• What is needed: The answer must be only the lines below from the one holding "Enumerate this screenshot's" down to the one holding "Transcribe this image's", ends included, printed exactly; please omit all pictures.

• Records for this exercise:
-- Opening Marker --

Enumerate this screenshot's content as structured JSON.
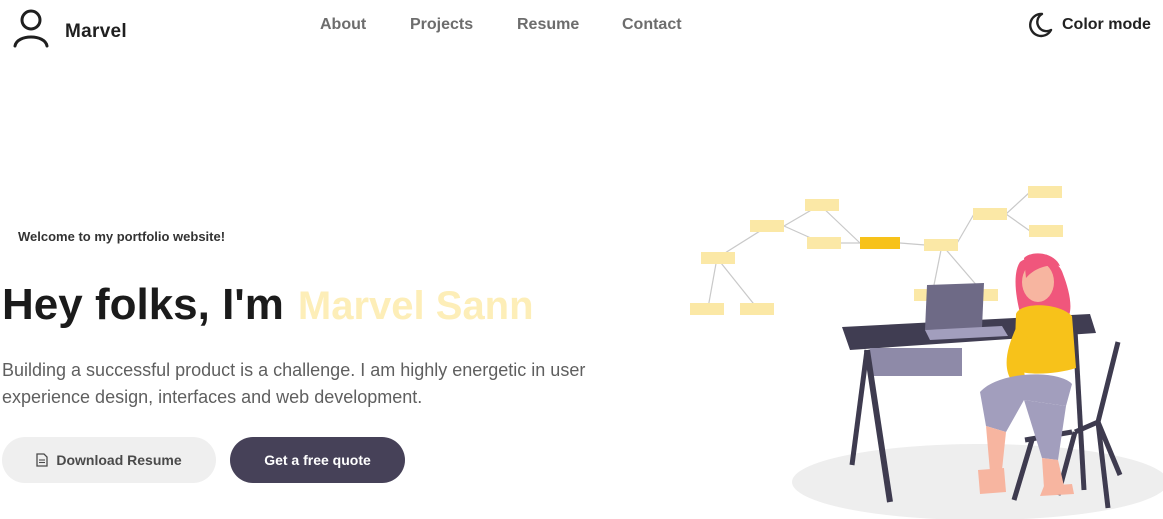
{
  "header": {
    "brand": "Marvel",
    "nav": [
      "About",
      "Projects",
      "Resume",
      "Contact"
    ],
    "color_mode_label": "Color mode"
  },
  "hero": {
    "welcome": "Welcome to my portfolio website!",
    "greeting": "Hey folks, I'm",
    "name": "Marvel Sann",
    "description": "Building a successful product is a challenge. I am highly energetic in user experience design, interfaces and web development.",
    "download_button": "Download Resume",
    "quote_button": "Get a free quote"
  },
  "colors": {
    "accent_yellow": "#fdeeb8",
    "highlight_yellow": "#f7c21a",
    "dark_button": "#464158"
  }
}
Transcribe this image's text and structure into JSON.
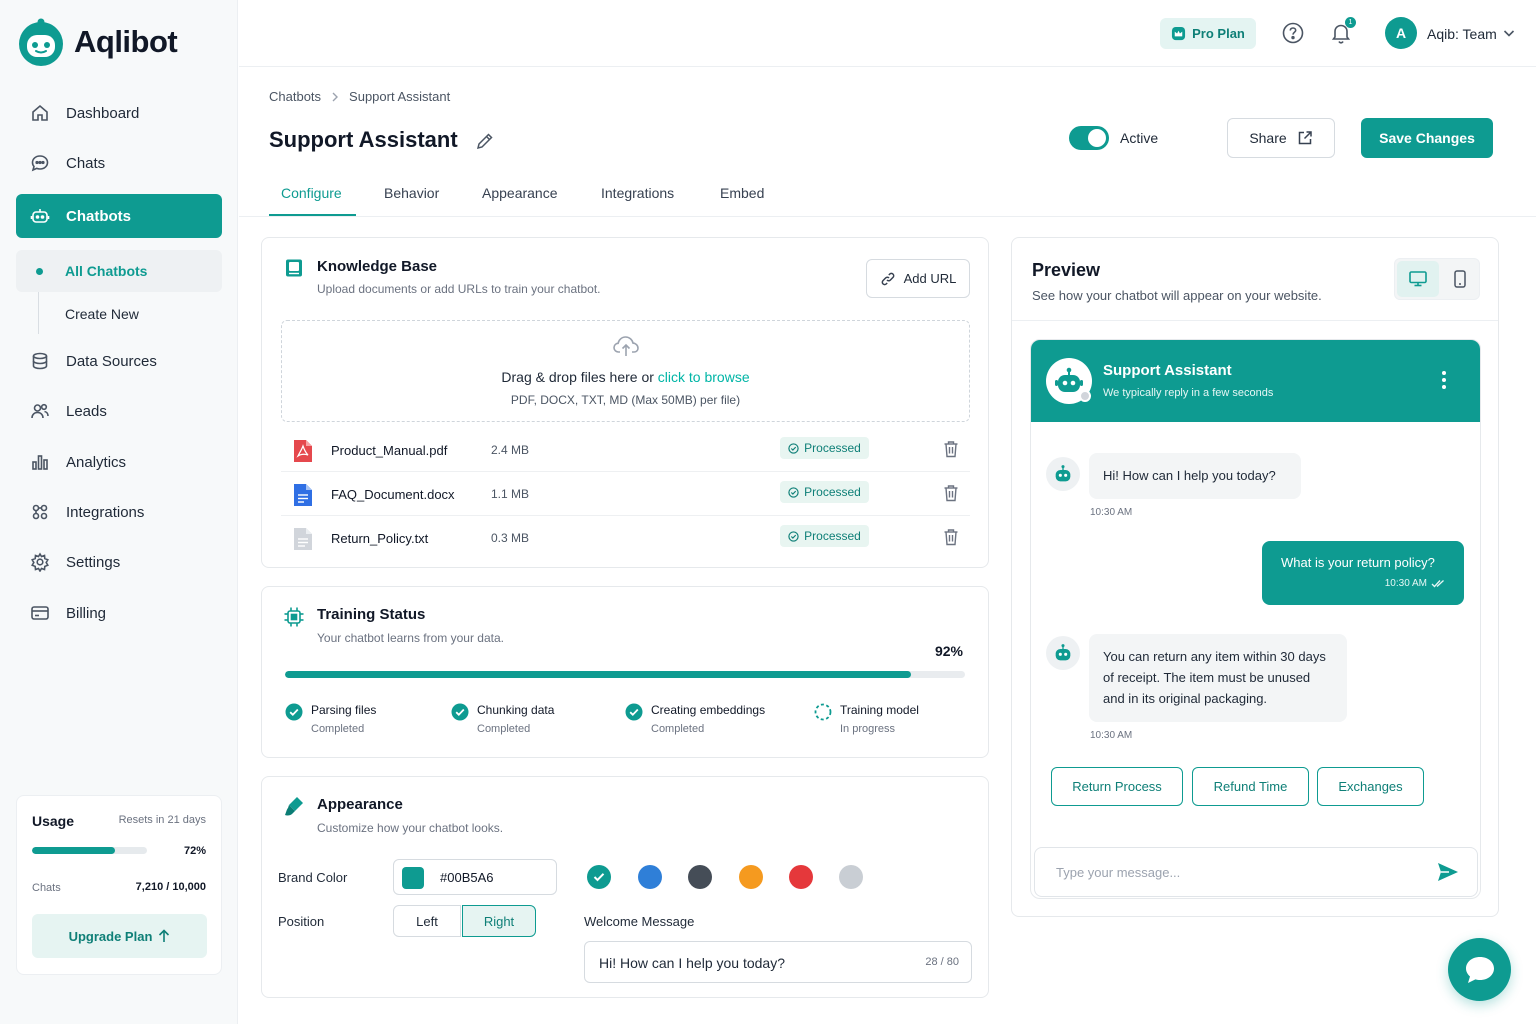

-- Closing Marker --
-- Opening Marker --

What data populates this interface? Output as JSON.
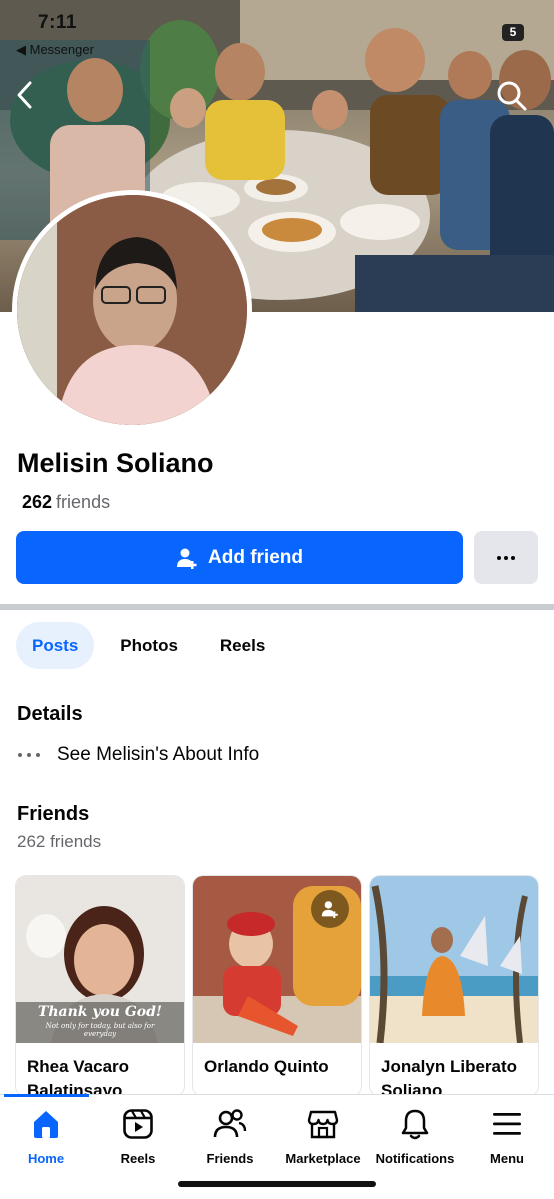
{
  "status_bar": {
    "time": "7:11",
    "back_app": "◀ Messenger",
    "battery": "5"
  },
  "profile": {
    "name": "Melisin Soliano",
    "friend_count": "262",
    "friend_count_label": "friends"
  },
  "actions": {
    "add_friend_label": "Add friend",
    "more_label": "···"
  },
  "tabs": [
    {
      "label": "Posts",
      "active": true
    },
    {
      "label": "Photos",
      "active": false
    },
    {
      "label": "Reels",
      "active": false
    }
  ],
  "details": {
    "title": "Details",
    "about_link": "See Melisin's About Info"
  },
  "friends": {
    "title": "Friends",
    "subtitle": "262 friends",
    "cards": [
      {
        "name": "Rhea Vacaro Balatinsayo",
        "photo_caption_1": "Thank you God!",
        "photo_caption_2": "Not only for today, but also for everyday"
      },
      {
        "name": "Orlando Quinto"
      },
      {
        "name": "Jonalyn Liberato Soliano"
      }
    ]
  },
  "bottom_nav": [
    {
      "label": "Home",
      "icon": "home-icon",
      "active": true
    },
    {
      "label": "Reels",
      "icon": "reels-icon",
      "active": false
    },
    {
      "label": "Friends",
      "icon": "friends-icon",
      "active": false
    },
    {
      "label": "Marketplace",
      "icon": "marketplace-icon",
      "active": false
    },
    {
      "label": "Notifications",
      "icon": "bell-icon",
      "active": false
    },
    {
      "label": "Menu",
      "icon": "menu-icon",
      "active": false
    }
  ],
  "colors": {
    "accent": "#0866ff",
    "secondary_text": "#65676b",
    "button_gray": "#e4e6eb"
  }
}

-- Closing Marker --

• Response box:
Enumerate this screenshot's content as structured JSON.
{
  "header": {
    "brand": "Marvel",
    "nav": [
      "About",
      "Projects",
      "Resume",
      "Contact"
    ],
    "color_mode_label": "Color mode"
  },
  "hero": {
    "welcome": "Welcome to my portfolio website!",
    "greeting": "Hey folks, I'm",
    "name": "Marvel Sann",
    "description": "Building a successful product is a challenge. I am highly energetic in user experience design, interfaces and web development.",
    "download_button": "Download Resume",
    "quote_button": "Get a free quote"
  },
  "colors": {
    "accent_yellow": "#fdeeb8",
    "highlight_yellow": "#f7c21a",
    "dark_button": "#464158"
  }
}
Transcribe this image's text and structure into JSON.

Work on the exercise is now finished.